Since I was still in panic mode, I took all the jobs. All of them. I said yes to every assignment that came my way and the word count started to skyrocket. I’d become Target Fixated, where the target was “work” and all I could see was getting more of it. So, I got all this work and… my brain shut right the hell down. I’d look at that big pile of work and just slip away. I’d write a couple hundred words, feel needlessly and undeservedly proud of myself, then run off to clean the kitchen or can tomatoes or clean carpets or scoop out the catbox or something. That’s right, y’all. I was doing housework to get out of really real work. How messed up is that? Anyway, yeah. I sat on all these assignments and freaked out. I started to withdraw, started not doing things with friends, started missing rehearsal because, I’ve gotta get these assignments done. Of course, they weren’t getting done, as I was studiously avoiding them due to me freaking out.
Another aggravating factor was what I termed last week as hubris and aggressive indolence. See, I’ve got this ability to crank out an amazing volume of good, usable words in a short span of time. My working average is probably three or four thousand words a day, and my max is eleven-thousand words in one seventeen hour work day. I get into the groove and the words just keep on coming. You ever hear the story how I wrote a whole 50,000 word book in three weeks with no lead-up and no warning?
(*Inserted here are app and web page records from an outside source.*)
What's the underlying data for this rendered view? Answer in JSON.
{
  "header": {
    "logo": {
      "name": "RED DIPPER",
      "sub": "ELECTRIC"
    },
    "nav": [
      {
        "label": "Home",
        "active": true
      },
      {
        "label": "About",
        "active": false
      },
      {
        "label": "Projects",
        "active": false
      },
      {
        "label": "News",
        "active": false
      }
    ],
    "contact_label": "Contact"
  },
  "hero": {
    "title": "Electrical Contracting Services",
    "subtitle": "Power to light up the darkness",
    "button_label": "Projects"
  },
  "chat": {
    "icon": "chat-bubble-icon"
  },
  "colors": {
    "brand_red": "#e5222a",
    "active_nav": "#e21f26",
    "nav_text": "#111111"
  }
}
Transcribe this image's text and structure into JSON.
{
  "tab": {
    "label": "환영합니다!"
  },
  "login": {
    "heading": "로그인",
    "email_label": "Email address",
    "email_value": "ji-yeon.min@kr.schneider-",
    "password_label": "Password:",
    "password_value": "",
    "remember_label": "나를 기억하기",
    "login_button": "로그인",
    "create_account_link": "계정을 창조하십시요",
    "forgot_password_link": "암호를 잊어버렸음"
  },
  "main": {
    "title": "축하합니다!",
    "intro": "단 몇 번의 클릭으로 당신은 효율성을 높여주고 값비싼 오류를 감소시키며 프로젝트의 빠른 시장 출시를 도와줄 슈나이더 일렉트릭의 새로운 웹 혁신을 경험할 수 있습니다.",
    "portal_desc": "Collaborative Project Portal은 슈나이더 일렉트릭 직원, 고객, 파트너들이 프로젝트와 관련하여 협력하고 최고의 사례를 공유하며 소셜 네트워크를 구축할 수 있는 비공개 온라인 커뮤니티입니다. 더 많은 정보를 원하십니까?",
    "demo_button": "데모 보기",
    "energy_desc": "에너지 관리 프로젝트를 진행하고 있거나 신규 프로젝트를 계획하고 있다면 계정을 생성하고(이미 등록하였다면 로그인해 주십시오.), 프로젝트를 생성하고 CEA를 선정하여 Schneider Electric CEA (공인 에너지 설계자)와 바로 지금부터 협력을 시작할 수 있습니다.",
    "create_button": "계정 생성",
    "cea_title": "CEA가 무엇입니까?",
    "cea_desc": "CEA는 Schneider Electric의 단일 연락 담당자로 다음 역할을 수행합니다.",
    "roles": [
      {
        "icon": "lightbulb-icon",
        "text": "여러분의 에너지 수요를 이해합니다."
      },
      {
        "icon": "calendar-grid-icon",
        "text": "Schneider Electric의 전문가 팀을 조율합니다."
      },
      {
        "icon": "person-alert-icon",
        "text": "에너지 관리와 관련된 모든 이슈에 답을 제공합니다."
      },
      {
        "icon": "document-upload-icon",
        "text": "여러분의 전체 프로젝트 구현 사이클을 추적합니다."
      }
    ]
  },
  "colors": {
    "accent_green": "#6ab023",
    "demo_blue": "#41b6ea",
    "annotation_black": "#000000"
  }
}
Yeah, that happened and I did it. Then I got all cocky because I could just pound out the words at the last minute and it’d be all good. Yeeeeeaaaaaaaaaaah, about that. You guys know where this is going, right? Combined with external life stressors like dadding and husbanding and keeping the house from falling down around our ears (Old house is old, man. What can I say?) and the aforementioned panic compounded everything and Bad Things started happening.
I got behind. I missed deadlines. My work suffered. I got shy of my awesome editors. I…well… just look at that picture up there and imagine that’s me there in the middle instead of Allie. Now here we are. I’m still behind, work is still coming, and work/life stuff doesn’t stop just because I go off the deep end a little. Lucking, I’m slowly getting back on top of it. I only have one manuscript that I’m late on, and that I’m scrambling to get done at the last minute. That’s the last one, though. The last deadline I miss. Also, the last time I think I can tackle hundreds of thousands of words at once over the course of three months and still keep myself moderately not-crazy. Anyway, yeah. Gonna be a good year, more good, less bad, etc etc. Stay tuned.